The new Obama campaign film "The Road We've Traveled" offers a view of the President's first term that's at once sweeping and cursory, and entirely favorable.
And to the team of Democratic strategists and Hollywood stars who produced it, that's precisely the point.
The 17-minute film, crafted by Academy Award-winning director Davis Guggenheim, reprises with dramatic flourishes the highlights of Obama's domestic and foreign policy agenda, particularly those with the greatest appeal to his liberal base.
Narrator Tom Hanks sets the opening scene in late 2008, immediately after Obama's historic election and at the height of the financial crisis that had gripped the country.
Interspersing images of modern day jobless lines with breadlines from the 1930s, the film equates the challenges Obama faced with those of Franklin Delano Roosevelt during the Great Depression.
"Not since the days of Franklin Roosevelt had so much fallen on the shoulders of one president," Hanks says.
"As president, the tough decisions that he would make would not only determine the course of the nation," he says. "They'd reveal the character of the man."
Key figures including former President Bill Clinton, Vice President Joe Biden, senior White House adviser David Axelrod and Elizabeth Warren, special adviser to the Consumer Financial Protection Bureau, provide first-hand accounts of how Obama made those decisions and the enormous stakes that came with them.
Their testimonies portray Obama as a risk-taker who could have faced swift demise if he failed, from securing passage of the Recovery Act, throwing a lifeline to GM and Chrysler, to navigating the health care reform fight and Tea Party ire it ignited.

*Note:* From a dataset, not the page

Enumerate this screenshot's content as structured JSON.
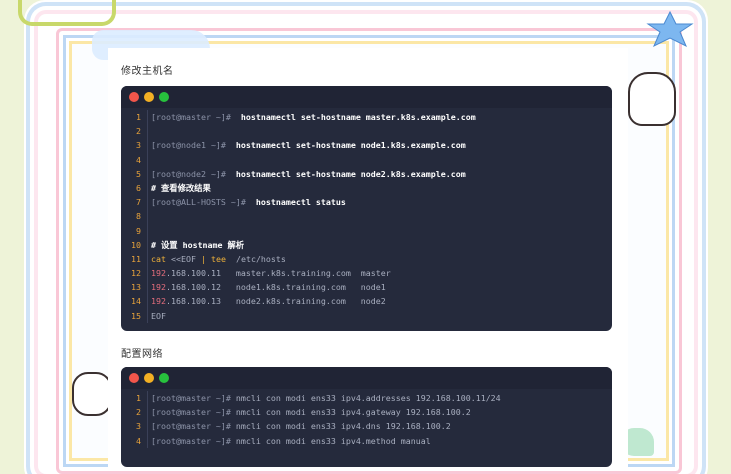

Obama's decision to end the war in Iraq and refocus the U.S. military effort in Afghanistan "on those who attacked us" are upheld as promises kept from 2008.
While his decision to authorize a raid to capture or kill Osama bin Laden - which Biden says put Obama's presidency on the line - is upheld as "the ultimate test of leadership, a victory for our nation."
The film moves more quickly through other accomplishments since 2009, touching on fuel efficiency standards for cars and trucks, exemptions for some states from No Child Left Behind, fixes to the student loan system, repeal of "don't ask don't tell" and the recess appointment of Consumer Financial Protection Bureau chief Richard Cordray, among others.
You can watch the entire film HERE.
Ahead of the film's release, Republicans mocked it for presenting an incomplete picture of what has been a polarizing Obama presidency. "After four years, the only bad thing they found about their time in office was that it was just too good," reads a parodied movie poster featuring Obama's likeness, produced by the Republican National Committee.
Indeed, few of the things voters in a recent Wall Street Journal/NBC poll identified as Obama's "biggest failures" made it into the film. Voters ranked, in order, "unable to improve economic conditions," "increasing government spending," "not providing strong leadership," and "passing the health care law," as their least-liked aspects of his presidency.
The Obama film also suggests that the president's health care law has stunted a trend of rising costs that have been "crushing family budgets and choking business," but glosses over the fact that costs have continued to rise. Health care premiums went up sharply in 2011 and are projected to continue climbing next year and beyond, according to the Kaiser Family Foundation. (The administration has said that by 2019 the average family will save $2000 on their premiums.)
Asked why the film avoids many of the controversial aspects of the administration, producer/director Davis Guggenheim told ABC News that the audience doesn't expect to see the negatives from Obama's first term.
"It's a campaign film and I think people who watch it understand where it's coming from," he said.
"There's plenty of places to get them on plenty of channels on your television set," Guggenheim said. "These are real events, these are talking to the advisers who are closest to him and it goes into the really tough decisions that he makes in a very deep and thorough way."
The accomplishments highlighted in the film are among those voters surveyed by WSJ/NBC ranked as "most positive" from Obama's term, including in order, the killing of Osama bin Laden, bringing troops home from Iraq, and preventing another economic depression.
John Lapp, a Democratic strategist who has worked on national political campaigns, said reminding loyal Democrats of those positives would unquestionably excite them, but would likely have a more limited impact on "persuadable voters."
"Overall it's much more of a mechanism to fire up your activists and have these house parties and play it at bars and movie theaters," Lapp said. "I think the lasting impact of it is maybe not there. But elements of the document may return in future TV ads."
The film streamed live on the Obama campaign's YouTube channel and at dozens of field offices around the country, officials said. Axelrod and battleground states director Mitch Stewart held a national video-teleconference afterwards when they took questions from several participants on Twitter.